*Problem to work on*
Pictures aside, print all of the data below exactly as written.

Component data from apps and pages
--------------------
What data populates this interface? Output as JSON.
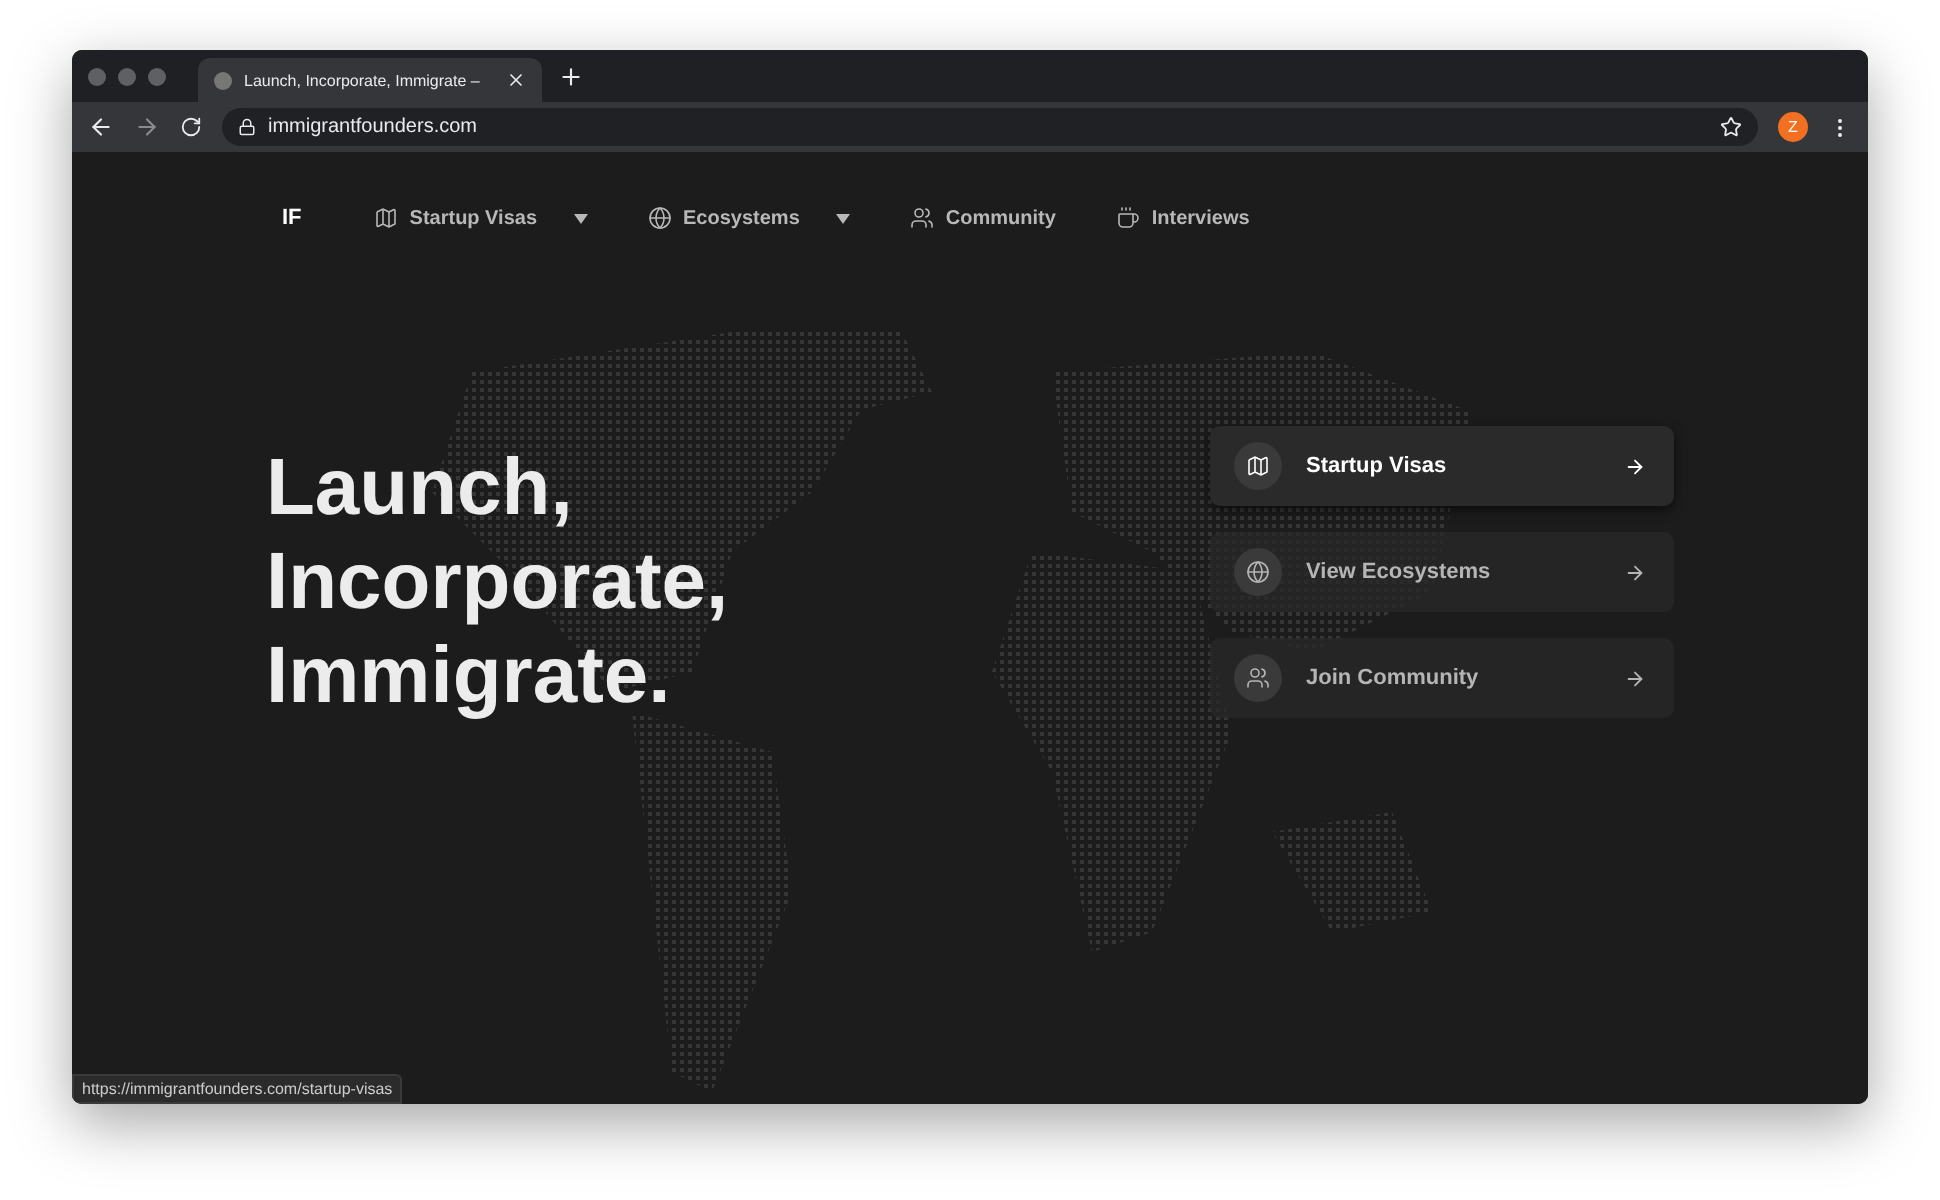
{
  "browser": {
    "tab_title": "Launch, Incorporate, Immigrate –",
    "url": "immigrantfounders.com",
    "profile_initial": "Z",
    "status_url": "https://immigrantfounders.com/startup-visas"
  },
  "nav": {
    "logo": "IF",
    "items": [
      {
        "label": "Startup Visas",
        "kind": "map",
        "has_dropdown": true
      },
      {
        "label": "Ecosystems",
        "kind": "globe",
        "has_dropdown": true
      },
      {
        "label": "Community",
        "kind": "users",
        "has_dropdown": false
      },
      {
        "label": "Interviews",
        "kind": "coffee",
        "has_dropdown": false
      }
    ]
  },
  "hero": {
    "title_lines": [
      "Launch,",
      "Incorporate,",
      "Immigrate."
    ]
  },
  "actions": [
    {
      "label": "Startup Visas",
      "kind": "map",
      "selected": true
    },
    {
      "label": "View Ecosystems",
      "kind": "globe",
      "selected": false
    },
    {
      "label": "Join Community",
      "kind": "users",
      "selected": false
    }
  ]
}
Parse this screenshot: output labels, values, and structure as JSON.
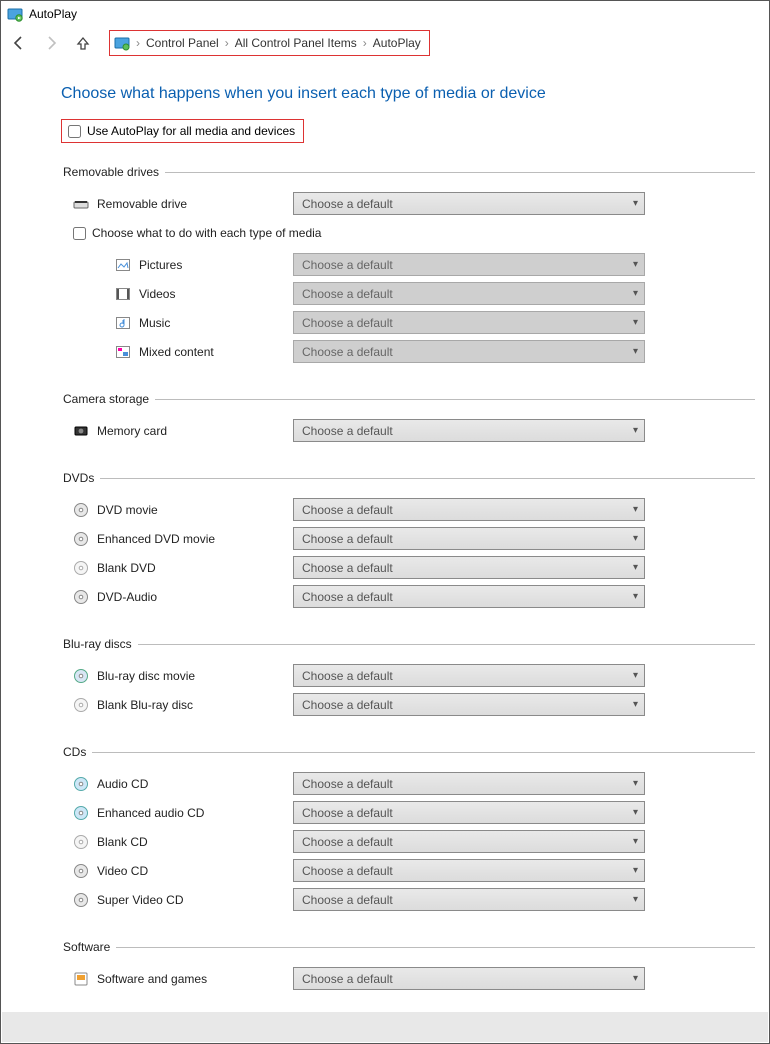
{
  "window_title": "AutoPlay",
  "breadcrumbs": [
    "Control Panel",
    "All Control Panel Items",
    "AutoPlay"
  ],
  "heading": "Choose what happens when you insert each type of media or device",
  "use_autoplay_label": "Use AutoPlay for all media and devices",
  "choose_each_label": "Choose what to do with each type of media",
  "default_choice": "Choose a default",
  "sections": {
    "removable": {
      "title": "Removable drives",
      "item": "Removable drive",
      "sub": [
        "Pictures",
        "Videos",
        "Music",
        "Mixed content"
      ]
    },
    "camera": {
      "title": "Camera storage",
      "items": [
        "Memory card"
      ]
    },
    "dvds": {
      "title": "DVDs",
      "items": [
        "DVD movie",
        "Enhanced DVD movie",
        "Blank DVD",
        "DVD-Audio"
      ]
    },
    "bluray": {
      "title": "Blu-ray discs",
      "items": [
        "Blu-ray disc movie",
        "Blank Blu-ray disc"
      ]
    },
    "cds": {
      "title": "CDs",
      "items": [
        "Audio CD",
        "Enhanced audio CD",
        "Blank CD",
        "Video CD",
        "Super Video CD"
      ]
    },
    "software": {
      "title": "Software",
      "items": [
        "Software and games"
      ]
    }
  }
}
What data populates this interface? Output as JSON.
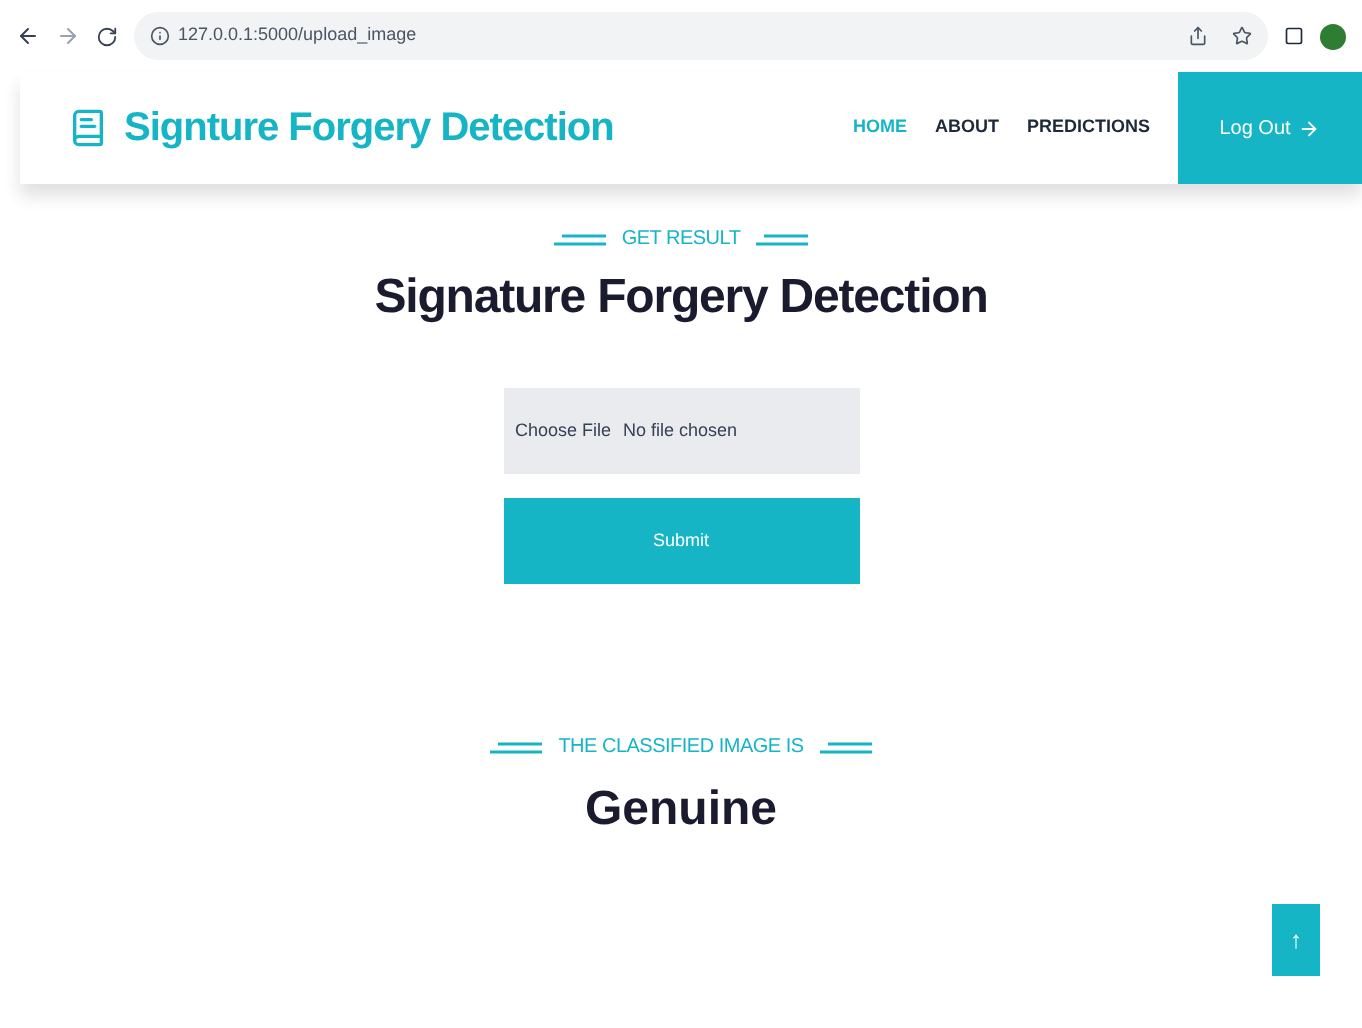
{
  "browser": {
    "url": "127.0.0.1:5000/upload_image"
  },
  "navbar": {
    "brand": "Signture Forgery Detection",
    "items": [
      {
        "label": "HOME",
        "selected": true
      },
      {
        "label": "ABOUT",
        "selected": false
      },
      {
        "label": "PREDICTIONS",
        "selected": false
      }
    ],
    "logout": "Log Out"
  },
  "upload": {
    "eyebrow": "GET RESULT",
    "title": "Signature Forgery Detection",
    "choose_button": "Choose File",
    "file_status": "No file chosen",
    "submit": "Submit"
  },
  "result": {
    "eyebrow": "THE CLASSIFIED IMAGE IS",
    "value": "Genuine"
  },
  "back_to_top": "↑"
}
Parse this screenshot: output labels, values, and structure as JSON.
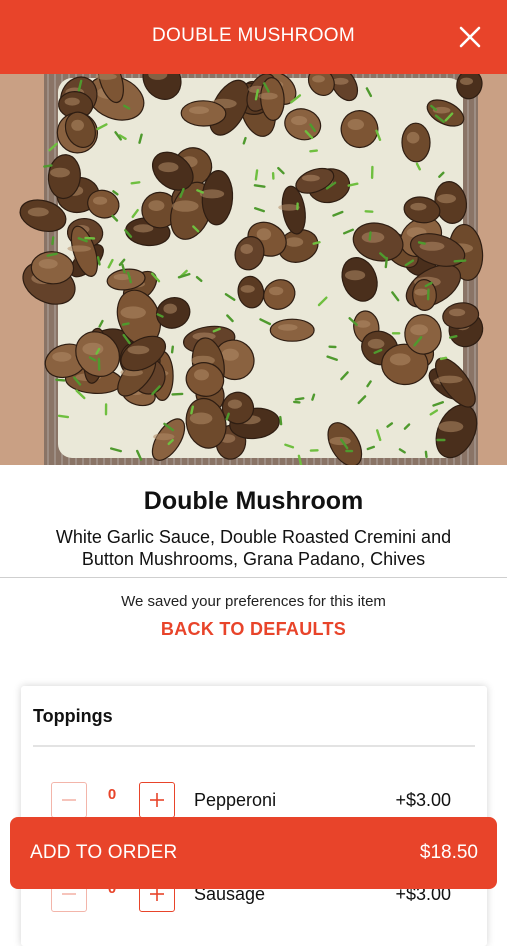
{
  "header": {
    "title": "DOUBLE MUSHROOM"
  },
  "item": {
    "name": "Double Mushroom",
    "description": "White Garlic Sauce, Double Roasted Cremini and Button Mushrooms, Grana Padano, Chives"
  },
  "preferences": {
    "note": "We saved your preferences for this item",
    "reset_label": "BACK TO DEFAULTS"
  },
  "toppings": {
    "title": "Toppings",
    "items": [
      {
        "quantity": "0",
        "name": "Pepperoni",
        "price": "+$3.00"
      },
      {
        "quantity": "0",
        "name": "Sausage",
        "price": "+$3.00"
      }
    ]
  },
  "footer": {
    "add_label": "ADD TO ORDER",
    "total": "$18.50"
  },
  "colors": {
    "brand": "#e8442a"
  }
}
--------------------
*Exercise result*
What data populates this interface? Output as JSON.
{
  "browser": {
    "tab_title": "Launch, Incorporate, Immigrate –",
    "url": "immigrantfounders.com",
    "profile_initial": "Z",
    "status_url": "https://immigrantfounders.com/startup-visas"
  },
  "nav": {
    "logo": "IF",
    "items": [
      {
        "label": "Startup Visas",
        "kind": "map",
        "has_dropdown": true
      },
      {
        "label": "Ecosystems",
        "kind": "globe",
        "has_dropdown": true
      },
      {
        "label": "Community",
        "kind": "users",
        "has_dropdown": false
      },
      {
        "label": "Interviews",
        "kind": "coffee",
        "has_dropdown": false
      }
    ]
  },
  "hero": {
    "title_lines": [
      "Launch,",
      "Incorporate,",
      "Immigrate."
    ]
  },
  "actions": [
    {
      "label": "Startup Visas",
      "kind": "map",
      "selected": true
    },
    {
      "label": "View Ecosystems",
      "kind": "globe",
      "selected": false
    },
    {
      "label": "Join Community",
      "kind": "users",
      "selected": false
    }
  ]
}
Parse this screenshot: output labels, values, and structure as JSON.
{
  "window_title": "AutoPlay",
  "breadcrumbs": [
    "Control Panel",
    "All Control Panel Items",
    "AutoPlay"
  ],
  "heading": "Choose what happens when you insert each type of media or device",
  "use_autoplay_label": "Use AutoPlay for all media and devices",
  "choose_each_label": "Choose what to do with each type of media",
  "default_choice": "Choose a default",
  "sections": {
    "removable": {
      "title": "Removable drives",
      "item": "Removable drive",
      "sub": [
        "Pictures",
        "Videos",
        "Music",
        "Mixed content"
      ]
    },
    "camera": {
      "title": "Camera storage",
      "items": [
        "Memory card"
      ]
    },
    "dvds": {
      "title": "DVDs",
      "items": [
        "DVD movie",
        "Enhanced DVD movie",
        "Blank DVD",
        "DVD-Audio"
      ]
    },
    "bluray": {
      "title": "Blu-ray discs",
      "items": [
        "Blu-ray disc movie",
        "Blank Blu-ray disc"
      ]
    },
    "cds": {
      "title": "CDs",
      "items": [
        "Audio CD",
        "Enhanced audio CD",
        "Blank CD",
        "Video CD",
        "Super Video CD"
      ]
    },
    "software": {
      "title": "Software",
      "items": [
        "Software and games"
      ]
    }
  }
}
What data populates this interface? Output as JSON.
{
  "browser": {
    "url": "127.0.0.1:5000/upload_image"
  },
  "navbar": {
    "brand": "Signture Forgery Detection",
    "items": [
      {
        "label": "HOME",
        "selected": true
      },
      {
        "label": "ABOUT",
        "selected": false
      },
      {
        "label": "PREDICTIONS",
        "selected": false
      }
    ],
    "logout": "Log Out"
  },
  "upload": {
    "eyebrow": "GET RESULT",
    "title": "Signature Forgery Detection",
    "choose_button": "Choose File",
    "file_status": "No file chosen",
    "submit": "Submit"
  },
  "result": {
    "eyebrow": "THE CLASSIFIED IMAGE IS",
    "value": "Genuine"
  },
  "back_to_top": "↑"
}
Parse this screenshot: output labels, values, and structure as JSON.
{
  "header": {
    "title": "DOUBLE MUSHROOM"
  },
  "item": {
    "name": "Double Mushroom",
    "description": "White Garlic Sauce, Double Roasted Cremini and Button Mushrooms, Grana Padano, Chives"
  },
  "preferences": {
    "note": "We saved your preferences for this item",
    "reset_label": "BACK TO DEFAULTS"
  },
  "toppings": {
    "title": "Toppings",
    "items": [
      {
        "quantity": "0",
        "name": "Pepperoni",
        "price": "+$3.00"
      },
      {
        "quantity": "0",
        "name": "Sausage",
        "price": "+$3.00"
      }
    ]
  },
  "footer": {
    "add_label": "ADD TO ORDER",
    "total": "$18.50"
  },
  "colors": {
    "brand": "#e8442a"
  }
}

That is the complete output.